_Your instructions_. Please return every line of the records below that holds the word "identities".

>>>

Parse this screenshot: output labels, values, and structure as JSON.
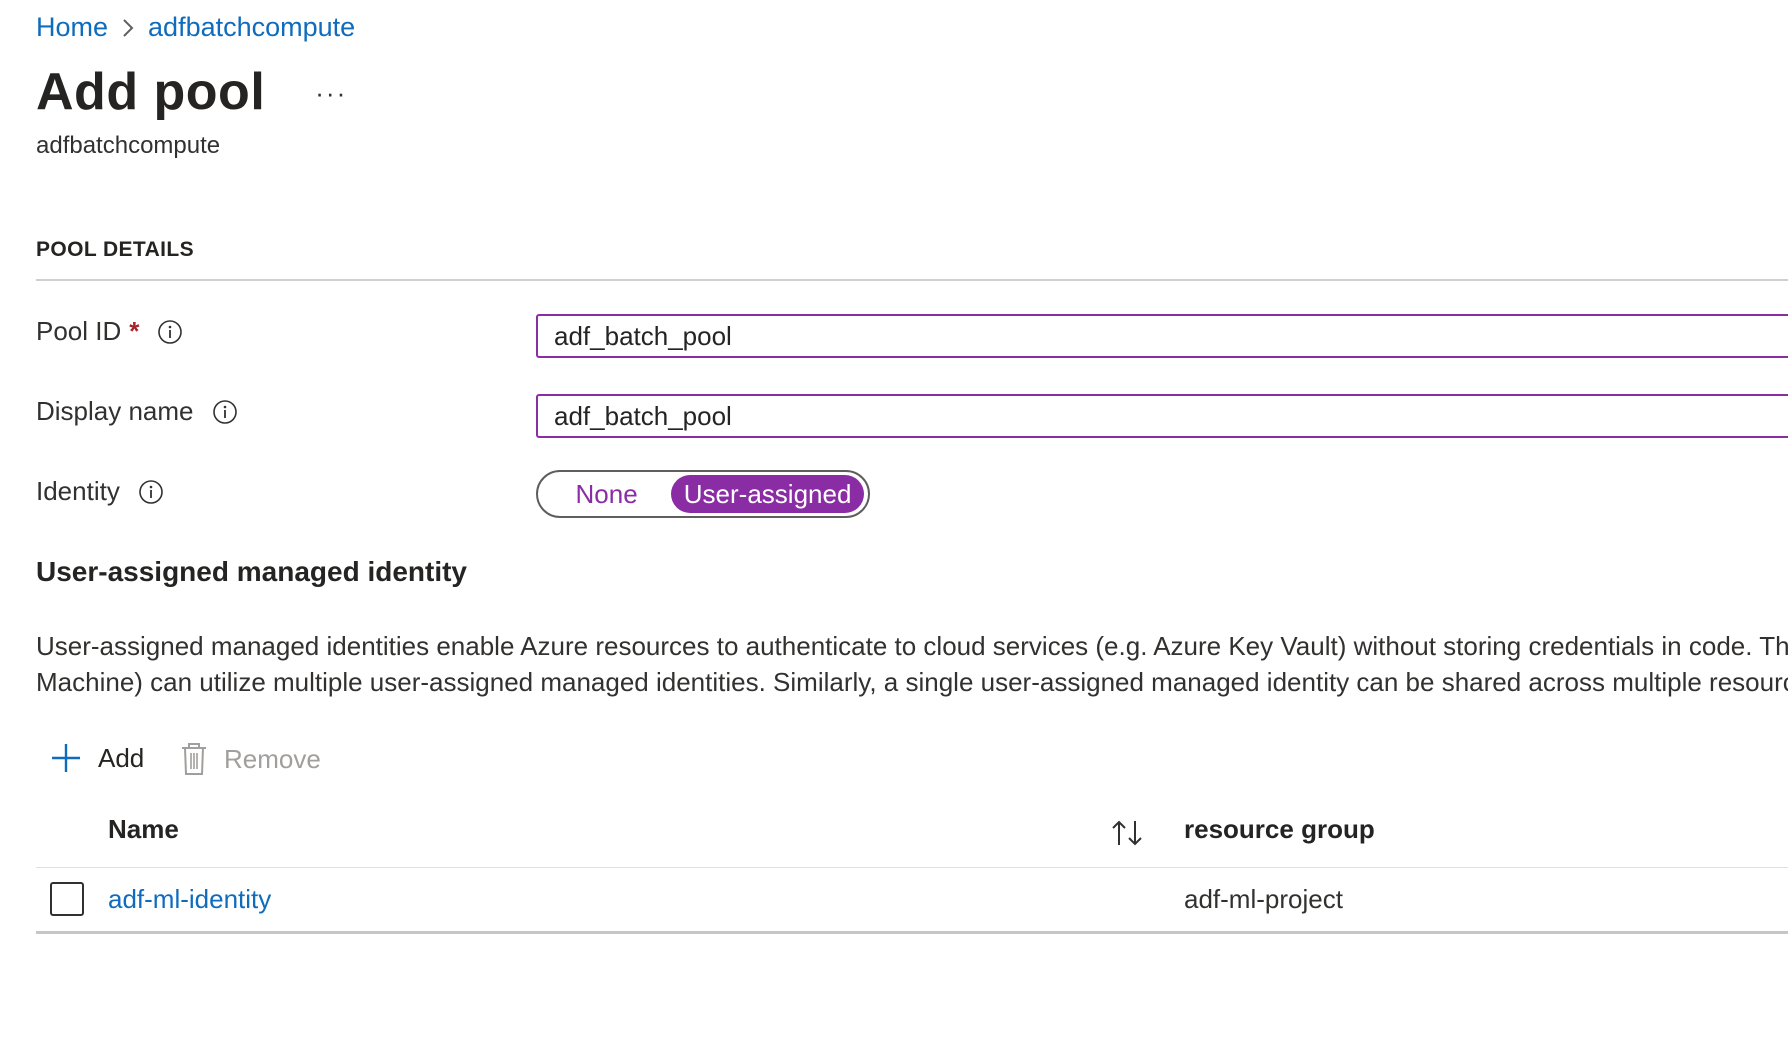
{
  "breadcrumb": {
    "home": "Home",
    "current": "adfbatchcompute"
  },
  "header": {
    "title": "Add pool",
    "more": "···",
    "subtitle": "adfbatchcompute"
  },
  "pool_details": {
    "section_title": "POOL DETAILS",
    "pool_id": {
      "label": "Pool ID",
      "required": "*",
      "value": "adf_batch_pool"
    },
    "display_name": {
      "label": "Display name",
      "value": "adf_batch_pool"
    },
    "identity": {
      "label": "Identity",
      "options": [
        "None",
        "User-assigned"
      ],
      "selected": "User-assigned"
    }
  },
  "managed_identity": {
    "title": "User-assigned managed identity",
    "description_line1": "User-assigned managed identities enable Azure resources to authenticate to cloud services (e.g. Azure Key Vault) without storing credentials in code. This",
    "description_line2": "Machine) can utilize multiple user-assigned managed identities. Similarly, a single user-assigned managed identity can be shared across multiple resource",
    "commands": {
      "add": "Add",
      "remove": "Remove"
    },
    "table": {
      "columns": [
        "Name",
        "resource group"
      ],
      "rows": [
        {
          "name": "adf-ml-identity",
          "resource_group": "adf-ml-project"
        }
      ]
    }
  },
  "colors": {
    "accent": "#8a2da5",
    "link": "#0f6cbd",
    "required": "#a4262c"
  }
}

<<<

_Solution for this problem_.
    "description_line1": "User-assigned managed identities enable Azure resources to authenticate to cloud services (e.g. Azure Key Vault) without storing credentials in code. This",
    "description_line2": "Machine) can utilize multiple user-assigned managed identities. Similarly, a single user-assigned managed identity can be shared across multiple resource",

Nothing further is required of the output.